* EXERCISE INPUTS *
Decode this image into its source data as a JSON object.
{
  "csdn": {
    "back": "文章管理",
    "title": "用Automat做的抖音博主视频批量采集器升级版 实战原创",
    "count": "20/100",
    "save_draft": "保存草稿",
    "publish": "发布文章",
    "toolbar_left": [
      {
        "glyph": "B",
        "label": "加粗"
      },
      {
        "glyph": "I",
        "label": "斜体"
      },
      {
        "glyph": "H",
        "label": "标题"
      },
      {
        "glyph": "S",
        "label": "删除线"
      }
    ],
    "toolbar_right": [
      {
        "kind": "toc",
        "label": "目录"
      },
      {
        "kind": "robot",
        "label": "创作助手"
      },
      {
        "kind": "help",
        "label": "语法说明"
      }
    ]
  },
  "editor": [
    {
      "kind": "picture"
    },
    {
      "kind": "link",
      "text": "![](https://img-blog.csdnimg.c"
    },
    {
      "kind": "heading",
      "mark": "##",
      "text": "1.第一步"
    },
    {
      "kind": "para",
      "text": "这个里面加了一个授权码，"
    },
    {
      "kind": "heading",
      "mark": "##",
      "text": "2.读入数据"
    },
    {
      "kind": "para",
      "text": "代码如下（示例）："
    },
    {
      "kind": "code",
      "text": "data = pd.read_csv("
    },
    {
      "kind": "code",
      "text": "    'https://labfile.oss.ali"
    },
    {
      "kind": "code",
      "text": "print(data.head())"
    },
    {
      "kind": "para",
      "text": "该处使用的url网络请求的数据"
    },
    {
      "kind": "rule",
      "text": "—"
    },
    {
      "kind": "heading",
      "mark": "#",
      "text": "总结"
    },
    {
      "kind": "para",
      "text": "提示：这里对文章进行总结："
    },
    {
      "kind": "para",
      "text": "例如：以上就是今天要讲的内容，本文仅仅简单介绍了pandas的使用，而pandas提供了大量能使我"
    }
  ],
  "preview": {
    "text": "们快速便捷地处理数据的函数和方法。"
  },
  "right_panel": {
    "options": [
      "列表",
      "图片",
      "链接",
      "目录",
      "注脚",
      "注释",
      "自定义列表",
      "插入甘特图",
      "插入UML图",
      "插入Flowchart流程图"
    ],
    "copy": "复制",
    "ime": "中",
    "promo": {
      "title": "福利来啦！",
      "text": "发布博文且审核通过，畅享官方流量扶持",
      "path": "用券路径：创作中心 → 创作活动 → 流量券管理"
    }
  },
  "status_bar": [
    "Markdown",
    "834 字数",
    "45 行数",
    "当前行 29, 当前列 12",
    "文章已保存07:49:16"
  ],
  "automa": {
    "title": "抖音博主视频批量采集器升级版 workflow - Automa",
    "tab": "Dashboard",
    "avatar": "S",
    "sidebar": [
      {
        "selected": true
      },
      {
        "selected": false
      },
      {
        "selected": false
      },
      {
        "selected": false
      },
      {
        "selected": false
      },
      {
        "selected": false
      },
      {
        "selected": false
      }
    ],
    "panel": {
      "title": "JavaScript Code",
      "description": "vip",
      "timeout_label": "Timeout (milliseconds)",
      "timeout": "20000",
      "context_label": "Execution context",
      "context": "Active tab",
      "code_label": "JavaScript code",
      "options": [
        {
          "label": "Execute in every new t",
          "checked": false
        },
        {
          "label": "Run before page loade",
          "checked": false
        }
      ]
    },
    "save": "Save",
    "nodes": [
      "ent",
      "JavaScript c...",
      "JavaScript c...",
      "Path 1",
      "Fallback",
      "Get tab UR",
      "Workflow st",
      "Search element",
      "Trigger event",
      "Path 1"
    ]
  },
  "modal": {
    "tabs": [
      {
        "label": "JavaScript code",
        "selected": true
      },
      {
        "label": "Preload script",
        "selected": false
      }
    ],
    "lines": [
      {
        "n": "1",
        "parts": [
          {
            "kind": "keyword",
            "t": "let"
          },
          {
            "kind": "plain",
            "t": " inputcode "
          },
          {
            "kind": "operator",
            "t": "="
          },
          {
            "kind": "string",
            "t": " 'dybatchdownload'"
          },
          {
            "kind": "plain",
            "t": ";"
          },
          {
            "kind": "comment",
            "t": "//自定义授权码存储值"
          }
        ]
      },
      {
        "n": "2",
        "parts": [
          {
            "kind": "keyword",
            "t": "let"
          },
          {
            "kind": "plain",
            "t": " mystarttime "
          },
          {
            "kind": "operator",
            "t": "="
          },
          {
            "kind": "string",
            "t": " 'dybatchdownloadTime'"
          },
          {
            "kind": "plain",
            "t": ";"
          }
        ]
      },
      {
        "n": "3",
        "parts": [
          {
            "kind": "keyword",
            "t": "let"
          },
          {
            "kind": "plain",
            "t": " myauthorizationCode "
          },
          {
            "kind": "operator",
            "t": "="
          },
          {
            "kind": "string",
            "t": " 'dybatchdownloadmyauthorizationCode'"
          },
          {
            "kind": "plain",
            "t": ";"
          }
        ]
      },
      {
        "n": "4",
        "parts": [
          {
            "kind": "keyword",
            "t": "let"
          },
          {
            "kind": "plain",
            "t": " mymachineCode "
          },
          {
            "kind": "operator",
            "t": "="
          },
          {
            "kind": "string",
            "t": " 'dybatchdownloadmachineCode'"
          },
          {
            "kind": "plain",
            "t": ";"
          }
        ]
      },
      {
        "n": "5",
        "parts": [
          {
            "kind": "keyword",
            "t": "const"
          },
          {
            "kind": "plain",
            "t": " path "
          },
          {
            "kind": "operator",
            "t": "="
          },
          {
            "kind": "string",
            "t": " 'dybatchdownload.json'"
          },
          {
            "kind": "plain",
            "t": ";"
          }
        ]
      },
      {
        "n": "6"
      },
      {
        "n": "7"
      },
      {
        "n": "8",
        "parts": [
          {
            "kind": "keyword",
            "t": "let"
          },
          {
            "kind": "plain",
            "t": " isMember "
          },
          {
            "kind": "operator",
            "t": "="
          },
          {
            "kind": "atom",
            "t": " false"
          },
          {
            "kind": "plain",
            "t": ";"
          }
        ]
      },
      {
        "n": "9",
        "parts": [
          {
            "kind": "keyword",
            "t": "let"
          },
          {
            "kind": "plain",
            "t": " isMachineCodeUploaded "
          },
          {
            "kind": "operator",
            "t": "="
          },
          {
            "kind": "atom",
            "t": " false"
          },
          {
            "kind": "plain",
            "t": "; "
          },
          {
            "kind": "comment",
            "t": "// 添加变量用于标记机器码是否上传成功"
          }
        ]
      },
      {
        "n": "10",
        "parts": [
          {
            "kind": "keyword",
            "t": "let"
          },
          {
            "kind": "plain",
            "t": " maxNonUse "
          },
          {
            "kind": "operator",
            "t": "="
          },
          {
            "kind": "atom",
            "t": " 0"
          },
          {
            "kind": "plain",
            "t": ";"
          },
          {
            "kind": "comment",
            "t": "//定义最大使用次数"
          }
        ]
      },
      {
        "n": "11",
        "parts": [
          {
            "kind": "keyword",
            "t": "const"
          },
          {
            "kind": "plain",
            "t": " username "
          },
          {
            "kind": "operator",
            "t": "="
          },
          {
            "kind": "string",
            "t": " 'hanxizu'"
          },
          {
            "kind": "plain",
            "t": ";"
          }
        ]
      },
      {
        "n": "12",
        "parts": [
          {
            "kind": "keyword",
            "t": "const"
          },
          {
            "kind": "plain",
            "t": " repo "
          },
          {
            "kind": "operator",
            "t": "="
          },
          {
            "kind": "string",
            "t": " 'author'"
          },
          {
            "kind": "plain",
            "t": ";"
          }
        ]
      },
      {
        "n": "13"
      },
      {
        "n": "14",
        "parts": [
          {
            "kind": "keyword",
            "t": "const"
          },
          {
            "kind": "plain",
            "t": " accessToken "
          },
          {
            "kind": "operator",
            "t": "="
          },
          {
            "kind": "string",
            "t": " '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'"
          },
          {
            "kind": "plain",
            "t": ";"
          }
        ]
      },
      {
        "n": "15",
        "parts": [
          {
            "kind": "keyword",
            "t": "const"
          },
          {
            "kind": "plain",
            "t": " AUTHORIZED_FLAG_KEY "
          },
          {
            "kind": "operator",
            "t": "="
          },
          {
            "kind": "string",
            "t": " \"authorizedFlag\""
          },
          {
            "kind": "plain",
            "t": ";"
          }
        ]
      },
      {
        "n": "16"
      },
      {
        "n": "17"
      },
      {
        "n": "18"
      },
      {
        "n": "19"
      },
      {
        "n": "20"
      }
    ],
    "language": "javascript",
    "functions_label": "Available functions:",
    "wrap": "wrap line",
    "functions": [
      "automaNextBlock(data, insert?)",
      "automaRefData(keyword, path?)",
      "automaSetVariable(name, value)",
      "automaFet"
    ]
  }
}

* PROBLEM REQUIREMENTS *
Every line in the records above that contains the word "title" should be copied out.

* RESULT BELOW *
    "title": "用Automat做的抖音博主视频批量采集器升级版 实战原创",
      "title": "福利来啦！",
    "title": "抖音博主视频批量采集器升级版 workflow - Automa",
      "title": "JavaScript Code",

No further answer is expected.